Another Koh Phangan echo is the house music. The DJs are often really good at THC Roof Top Bar. They mix with care and verve and come up with plenty of surprising tunes. This reminds you of Koh Phangan were the quality of DJing is very high.

THC is one of those bars where on occasion people get in the mood and dance a bit. The views are great and it makes a good spot for a couple of drinks on a big night out. The only downer is that the drinks are a little pricey. For the same price you could go to a bigger club, but then you would lose the intimate and funky atmosphere.

Beware

If you aren’t keen on sitting on the floor where cockroaches and rats might be scurrying then this probably isn’t the bar for you. You just can’t stop nature in Thailand.

Sunday, 25 January 2015

Wat Lok Molee

Wat Lok Molee (also spelt Wat Lok Moli) is one of the first temples many visitors to Chiang Mai encounter because it is near several popular hotels. It is also near Chang Puak City Gate.

It is not known when the temple was built. It is first mentioned in 1367 AD. The temple was home to Burmese monks invited by the Siamese King to teach Theravada Buddhism.

It is a plain temple. The chedis have not received new stucco. Of note are the wooden façade and beautifully sculptured snakes or naga. The Vimarn, or hall, in front of the chedis is worth a look inside.

It won’t take you more than 30 minutes to take in this temple. If you are staying near the centre or in the old city it is easy to walk to the temple.

Wat Lok Molee is a working temple so you will see monks wandering about. As always it should be mentioned, to respect Thai culture and to dress modestly inside the temple compound. Entry is free.
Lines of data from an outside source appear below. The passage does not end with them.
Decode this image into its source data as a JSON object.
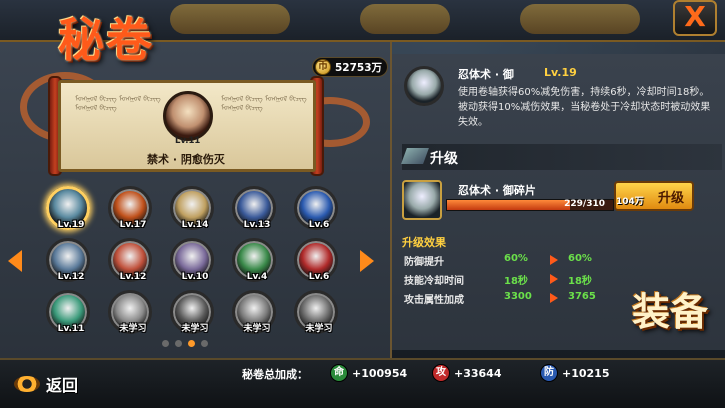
{
  "title": "秘卷",
  "close_label": "X",
  "currency": {
    "coin_symbol": "币",
    "amount": "52753万"
  },
  "scroll": {
    "level": "Lv.11",
    "name": "禁术 · 阴愈伤灭"
  },
  "skills": [
    {
      "level": "Lv.19",
      "color": "#5a8aa0",
      "selected": true
    },
    {
      "level": "Lv.17",
      "color": "#c0501a"
    },
    {
      "level": "Lv.14",
      "color": "#c0a060"
    },
    {
      "level": "Lv.13",
      "color": "#3a5a9a"
    },
    {
      "level": "Lv.6",
      "color": "#2a5ab0"
    },
    {
      "level": "Lv.12",
      "color": "#5a7a9a"
    },
    {
      "level": "Lv.12",
      "color": "#c0503a"
    },
    {
      "level": "Lv.10",
      "color": "#7a6a9a"
    },
    {
      "level": "Lv.4",
      "color": "#3a8a4a"
    },
    {
      "level": "Lv.6",
      "color": "#b02a2a"
    },
    {
      "level": "Lv.11",
      "color": "#3a9a7a"
    },
    {
      "level": "未学习",
      "color": "#8a8a8a"
    },
    {
      "level": "未学习",
      "color": "#5a5a5a"
    },
    {
      "level": "未学习",
      "color": "#7a7a7a"
    },
    {
      "level": "未学习",
      "color": "#6a6a6a"
    }
  ],
  "detail": {
    "name": "忍体术 · 御",
    "level": "Lv.19",
    "description": "使用卷轴获得60%减免伤害，持续6秒，冷却时间18秒。被动获得10%减伤效果，当秘卷处于冷却状态时被动效果失效。"
  },
  "upgrade": {
    "title": "升级",
    "material_name": "忍体术 · 御碎片",
    "progress_text": "229/310",
    "progress": 0.7387,
    "button_label": "升级",
    "cost": "104万"
  },
  "effects": {
    "title": "升级效果",
    "rows": [
      {
        "label": "防御提升",
        "from": "60%",
        "to": "60%"
      },
      {
        "label": "技能冷却时间",
        "from": "18秒",
        "to": "18秒"
      },
      {
        "label": "攻击属性加成",
        "from": "3300",
        "to": "3765"
      }
    ]
  },
  "equip_label": "装备",
  "bottom": {
    "back_label": "返回",
    "total_label": "秘卷总加成：",
    "stats": [
      {
        "icon": "命",
        "value": "+100954",
        "color": "#2a8a3a"
      },
      {
        "icon": "攻",
        "value": "+33644",
        "color": "#c02a2a"
      },
      {
        "icon": "防",
        "value": "+10215",
        "color": "#2a5ab0"
      }
    ]
  }
}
Just outside the entrance to the temple there is a small shop selling drinks.

Many people comment on Trip Advisor and elsewhere that they liked Wat Lok Molee because it is a peaceful location not teaming with tourists. You can get in touch with the serenity which is at the heart of Buddhism, and which is in complete contrast to the hustle and bustle of Thailand’s second city.